Plastic pollution is a huge problem worldwide, with single-use plastics being major culprits. To address this, at the July 4 Run/Walk this year in Mount Shasta, event registrants will not receive single-use plastic water bottles. Instead, the Mountain Runners will set up water stations along the Run/Walk routes for participants to refill their own water bottles (with paper cups for those without a bottle).

Single-use plastics include plastic grocery bags, plastic beverage bottles, condiment containers, and most processed food packaging, to name a few. You have probably heard about the floating islands of plastic waste in the oceans and seen photos of aquatic wildlife poisoned by plastic waste. You have probably heard about studies finding microplastics in the human food chain, including in humans, and about the endocrine-disrupting chemical (bad for human and animal life) they can carry. You may know that it can take a millennium or more for plastics to degrade. You might recycle your single use plastic bottles, but sadly only about 10 percent of recyclable plastic is recycled worldwide.

Most plastic recycling until recently was done in China (with negative transportation impacts). As of Jan 1, 2018, however, China is no longer taking recyclable plastics. This has resulted in a huge backlog of plastics in recycling centers as people look for some alternative route for recycling. Unfortunately, there are no current alternatives that are economically feasible. In some cases, the plastic waste has been shipped to unlicensed recyclers in other countries that do not have the capacity to recycle--so it ends up in landfills or as mountains of waste in rural and low income areas. Malaysia is one such country; its government recently announced it will start sending waste-filled ships back to the countries of origin.

Perhaps most striking is a recent amendment to the Basel Convention, an international treaty that controls transboundary movements of hazardous wastes and their disposal. Last month, a gathering of participating countries voted to add plastic waste to the list of hazardous wastes it regulates, thus deeming plastic waste as hazardous. This creates legally-binding regulations and transparency on how plastic waste can be transported across international boundaries (The US, one of the world's largest producers of plastics, is not a signer to this treaty). Several countries have already made commitments to eliminate single use plastics: UK, EU, and Canada.

Plastic Free July ( recommends ways we can all help eliminate single use plastic:

purchase reusable grocery bags made of natural fibers;

reuse glass jars from previously purchased food items (peanut butter, pasta sauces, etc.), rather than buying plastic food storage containers:

buy food in bulk in reused bags.

cook from scratch to eliminate prepackaged processed foods;

bring our own reusable cup/bottle to the coffee shop, meetings, and other venues where single use cups or bottles are otherwise used;

avoid water and beverages packaged in single-use bottles;

use the “Tap app” ( to find water bottle refill stations wherever you go.

Consider how you can reduce plastic waste at home, school, and the work-place. Some of us can remember the time before single use plastics arrived on the market; society thrived without them. Let’s choose alternatives--and support legislation (at all levels of government) that bans single use plastics.

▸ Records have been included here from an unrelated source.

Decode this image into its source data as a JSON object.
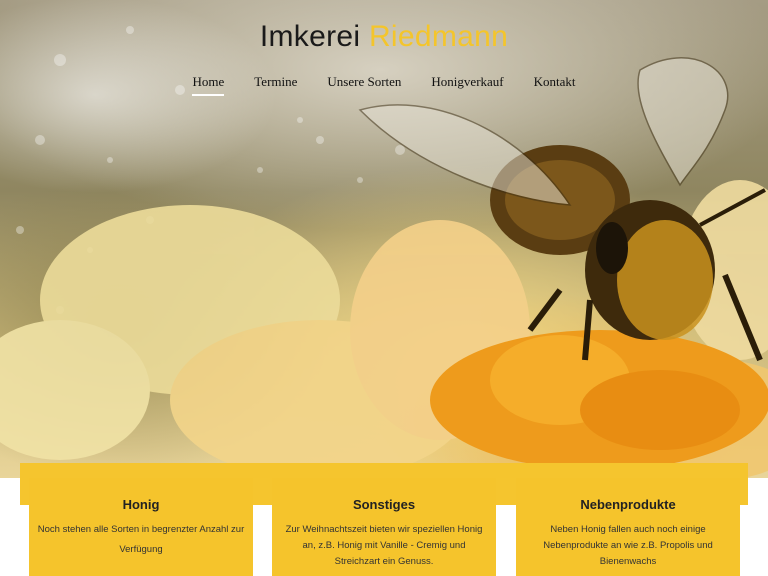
{
  "header": {
    "title_main": "Imkerei",
    "title_accent": "Riedmann"
  },
  "nav": {
    "items": [
      {
        "label": "Home",
        "active": true
      },
      {
        "label": "Termine",
        "active": false
      },
      {
        "label": "Unsere Sorten",
        "active": false
      },
      {
        "label": "Honigverkauf",
        "active": false
      },
      {
        "label": "Kontakt",
        "active": false
      }
    ]
  },
  "hero": {
    "image_subject": "bee-on-yellow-flower"
  },
  "cards": [
    {
      "title": "Honig",
      "text": "Noch stehen alle Sorten in begrenzter Anzahl zur Verfügung"
    },
    {
      "title": "Sonstiges",
      "text": "Zur Weihnachtszeit bieten wir speziellen Honig an, z.B. Honig mit Vanille - Cremig und Streichzart ein Genuss."
    },
    {
      "title": "Nebenprodukte",
      "text": "Neben Honig fallen auch noch einige Nebenprodukte an wie z.B. Propolis und Bienenwachs"
    }
  ],
  "colors": {
    "accent": "#f4c52b",
    "card_background": "#f5c42c",
    "text_dark": "#1a1a1a"
  }
}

And let’s all remember to bring our own water bottles to our Mount Shasta July 4 events.

Plastic Free July ( is an international movement that provides resources and ideas to help each of us reduce single-use plastic waste everyday at home, work, school, and even at the local coffee shops. Its website is well worth studying.